5 Points for coping through treatment

Feel - Article 03

Receiving your cancer treatment plan will often come as a big relief. However, treatment brings with it new challenges, not least a substantial physical impact. In fact, for some people the sheer impact of treatment is stronger and more obvious than the first signs of cancer.

Here are a few tips that can help to guide you through the process:

1. Good coping is flexible coping

Having bad days during treatment, physically and emotionally, is to be expected. Even with good support and preventative medication, they may not be avoided.

When a bad day comes, the key is how you respond to it. Will you to push back, push yourself and try to resist? Or will you acknowledge it, ask for help and do as best as you can to soothe and comfort yourself?

Unsurprisingly, a combination of the two is recommended: fight hard and fight smart, sometimes push, sometimes flow. Accepting some downtime when it’s needed is just as healthy as pushing, urging yourself on when that is the useful thing to do. And as always, if you need some help to find the right strategy for the right time, speak to us.

2. Self-soothing

When you are having a tough time, and you decide it’s best to let it pass, it’s helpful to take a wide view on what might help you through. People sometimes talk about distraction, as if the objective is to forget it’s happening – it’s better to think of it as ‘directing your mind away’ from the experience that is difficult (e.g. side-effects, or emotions) by focusing on a vivid experience that is more neutral, or even enjoyable.
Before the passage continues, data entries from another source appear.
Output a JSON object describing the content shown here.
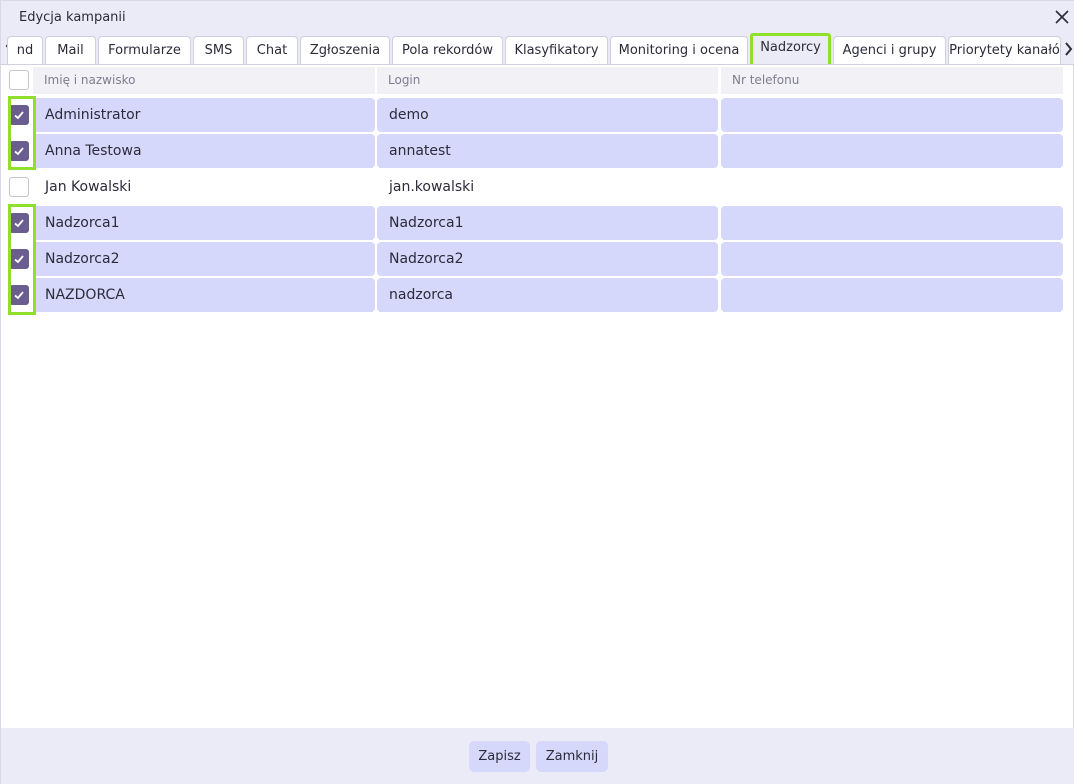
{
  "dialog": {
    "title": "Edycja kampanii"
  },
  "tabs": [
    {
      "label": "nd",
      "active": false
    },
    {
      "label": "Mail",
      "active": false
    },
    {
      "label": "Formularze",
      "active": false
    },
    {
      "label": "SMS",
      "active": false
    },
    {
      "label": "Chat",
      "active": false
    },
    {
      "label": "Zgłoszenia",
      "active": false
    },
    {
      "label": "Pola rekordów",
      "active": false
    },
    {
      "label": "Klasyfikatory",
      "active": false
    },
    {
      "label": "Monitoring i ocena",
      "active": false
    },
    {
      "label": "Nadzorcy",
      "active": true
    },
    {
      "label": "Agenci i grupy",
      "active": false
    },
    {
      "label": "Priorytety kanałó",
      "active": false
    }
  ],
  "table": {
    "columns": [
      "Imię i nazwisko",
      "Login",
      "Nr telefonu"
    ],
    "rows": [
      {
        "name": "Administrator",
        "login": "demo",
        "phone": "",
        "checked": true
      },
      {
        "name": "Anna Testowa",
        "login": "annatest",
        "phone": "",
        "checked": true
      },
      {
        "name": "Jan Kowalski",
        "login": "jan.kowalski",
        "phone": "",
        "checked": false
      },
      {
        "name": "Nadzorca1",
        "login": "Nadzorca1",
        "phone": "",
        "checked": true
      },
      {
        "name": "Nadzorca2",
        "login": "Nadzorca2",
        "phone": "",
        "checked": true
      },
      {
        "name": "NAZDORCA",
        "login": "nadzorca",
        "phone": "",
        "checked": true
      }
    ]
  },
  "footer": {
    "save_label": "Zapisz",
    "close_label": "Zamknij"
  },
  "colors": {
    "accent": "#6b5d8e",
    "selected_row": "#d6d8fb",
    "highlight": "#8ee02a",
    "chrome": "#ebebf7"
  }
}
More broadly, think about self-soothing: what can you be doing that is comforting, that engages your mind and body in a calming way? Think about what and who got you through childhood illness, what memories you have of days where sickness was made easier with care, comfort, kind attention or an invigorating distraction? Your body will have some memories of that, so how could you reactivate them? There are lists and lists of things that others suggest, but the key to self-soothing is figuring out what works for you?

It’s a good idea to be ready with this, before you need it. Our programme explores relaxation skills, to practice when you’re well, so that it’s much easier when you’re not.

3. When the system isn’t working

We really hope that every part of your cancer healthcare is done with kindness, efficiency and expertise. Yet, it’s a hugely complicated system, and it’s not surprising when people find some of their experiences baffling, worrying or frustrating, and a source of great emotional distress, sometimes more than the cancer itself. This could be the strained communication with a professional, failures in practical coordination, a small error (that makes you worry if a bigger one will happen), seemingly strange hospital rules and limitations, all sorts of things.

It can be deeply unsettling to depend so much on an imperfect system, and not really wanting to be critical or seen as ungrateful.  If it really bothers you, don’t sit on it, but instead address it constructively. Prepare carefully, untangle the emotion from the practicalities, pick your time, and be strategic with your communication. More often than not, you can improve things for yourself by engaging proactively when there are problems.

4. Know your softs spots, part 2

Cancer will put a strain on whatever wasn’t quite in balance before. With the physical burden of treatment, you may feel vulnerable, not in control, alone or uncared for. These can be real and present challenges with the additional ‘weight’ of being linked to past issues and vulnerabilities.

It can be helpful to notice and acknowledge these feelings. Ask yourself: can I put that aside for now? How might it affect me? And most importantly, what additional help and support do I need? Talk to your clinical team and your Onko coach, and find out the process for getting that support.

5. It will pass

It’s worth repeating this. Whether your cancer is treatable, curable, big or small, we promise the worst moments emotionally will pass. People can, and do, adapt.

Plenty of research and patient experience tells us this; and if you look carefully enough at your own story, you will find other times where you adapted and changed and difficult things passed. Now, once you get more familiar with your treatment, the places and the people, the level of threat and uncertainty will reduce.

As you process the emotions a bit at a time, with kindness to yourself, they will settle. When you are right at the start, of course, you may not entirely believe or trust this, but try to hold onto this idea.